At least 170,000 endangered female Olive Ridley turtles have laid their eggs in the protected Gahirmatha sanctuary, a famed nesting site in coastal Orissa, during the past 11 days, an official said Saturday.
The turtles came ashore from the Bay of Bengal and laid their eggs in the south beach of Nasi Island-2 in Gahirmatha, located in the coastal district of Kendrapada, some 174 km from here, Divisional Forest Officer P.K. Behera said.
‘The turtles began mass nesting on Feb 24 and since then every day large numbers of turtles were arriving for nesting. Today (Saturday) too, about 1,000 turtles nested there,’ Behera told IANS on phone from the nesting site.
‘All the turtles have nested along a one kilometre-long and 60 meter-wide area of the beach,’ he said.
The Gahirmatha sanctuary is one of the world’s largest turtle nesting sites, where more than a half million endangered Olive Ridley turtles nest every year.
The turtles arrive and congregate in the shallow coastal waters in October and nest between December and March. Most hatchlings emerge by May.
‘Last year around this time at least 180,000 turtles had nested,’ Behera said.
Conservation measures have helped bring down the turtle casualties this year, he said. Last year, around 2,000 turtle carcasses were found on the beach. This year, so far only 1,700 carcasses have been found, he said.

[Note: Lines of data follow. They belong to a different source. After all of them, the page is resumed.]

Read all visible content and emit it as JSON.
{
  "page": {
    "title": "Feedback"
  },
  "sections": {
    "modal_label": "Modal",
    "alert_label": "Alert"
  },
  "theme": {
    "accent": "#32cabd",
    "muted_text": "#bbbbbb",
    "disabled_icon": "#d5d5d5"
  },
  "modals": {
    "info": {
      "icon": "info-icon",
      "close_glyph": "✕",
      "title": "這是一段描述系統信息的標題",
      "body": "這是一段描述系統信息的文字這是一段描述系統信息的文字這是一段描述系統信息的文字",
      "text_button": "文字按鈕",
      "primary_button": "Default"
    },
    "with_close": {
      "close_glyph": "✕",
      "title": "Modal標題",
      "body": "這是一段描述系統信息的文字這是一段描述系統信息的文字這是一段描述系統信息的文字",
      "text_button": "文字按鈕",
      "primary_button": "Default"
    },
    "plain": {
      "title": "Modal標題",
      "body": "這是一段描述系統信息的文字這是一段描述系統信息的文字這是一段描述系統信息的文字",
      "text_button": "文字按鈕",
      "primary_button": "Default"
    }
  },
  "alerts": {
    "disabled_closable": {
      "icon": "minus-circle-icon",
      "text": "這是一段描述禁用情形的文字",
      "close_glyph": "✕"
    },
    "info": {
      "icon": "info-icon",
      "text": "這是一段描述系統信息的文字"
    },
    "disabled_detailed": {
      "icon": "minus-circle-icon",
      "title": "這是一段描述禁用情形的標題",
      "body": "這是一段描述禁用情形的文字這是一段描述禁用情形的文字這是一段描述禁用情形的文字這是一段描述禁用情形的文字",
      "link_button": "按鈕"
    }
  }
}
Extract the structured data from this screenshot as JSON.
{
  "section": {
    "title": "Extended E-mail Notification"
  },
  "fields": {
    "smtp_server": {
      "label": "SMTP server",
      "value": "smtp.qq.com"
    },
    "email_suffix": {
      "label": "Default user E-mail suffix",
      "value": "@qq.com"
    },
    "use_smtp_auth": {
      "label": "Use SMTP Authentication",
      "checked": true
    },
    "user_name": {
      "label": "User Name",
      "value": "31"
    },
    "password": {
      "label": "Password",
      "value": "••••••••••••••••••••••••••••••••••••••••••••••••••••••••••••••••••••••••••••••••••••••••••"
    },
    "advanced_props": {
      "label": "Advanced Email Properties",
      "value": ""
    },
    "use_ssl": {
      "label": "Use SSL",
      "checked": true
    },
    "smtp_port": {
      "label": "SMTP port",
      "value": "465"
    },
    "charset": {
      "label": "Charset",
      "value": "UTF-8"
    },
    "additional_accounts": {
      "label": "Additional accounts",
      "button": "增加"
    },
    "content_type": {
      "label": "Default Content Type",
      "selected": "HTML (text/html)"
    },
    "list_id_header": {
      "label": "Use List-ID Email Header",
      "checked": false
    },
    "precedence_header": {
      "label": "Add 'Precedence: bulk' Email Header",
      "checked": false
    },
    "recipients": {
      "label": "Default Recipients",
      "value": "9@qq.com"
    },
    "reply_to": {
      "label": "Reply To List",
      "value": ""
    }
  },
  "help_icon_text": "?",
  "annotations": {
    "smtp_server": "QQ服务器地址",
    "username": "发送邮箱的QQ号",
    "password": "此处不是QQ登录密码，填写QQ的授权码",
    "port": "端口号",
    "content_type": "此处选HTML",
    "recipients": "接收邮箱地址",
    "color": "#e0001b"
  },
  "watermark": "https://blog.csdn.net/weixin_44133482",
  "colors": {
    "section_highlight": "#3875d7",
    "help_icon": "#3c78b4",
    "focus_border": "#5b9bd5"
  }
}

However, Biswajit Mohanty, coordinator of the turtle conservation group Operation Kachhapa, disputed the figure and said the number of turtles found dead this year could be about 5,000.
The state has two other turtle nesting sites – along the Devi river in Puri district and the Rushikulya river in Ganjam district. Turtles have however not yet begun their mass nesting in those sites, a state wildlife official said.
Like tigers and elephants, the Olive Ridley turtles are protected under Schedule I of the Wildlife Protection Act, 1972.
Trapping, killing or selling of this species could result in a maximum of seven years’ imprisonment. In spite of the several protection measures taken by the government, thousands of turtles get killed every year mostly by mechanised trawlers.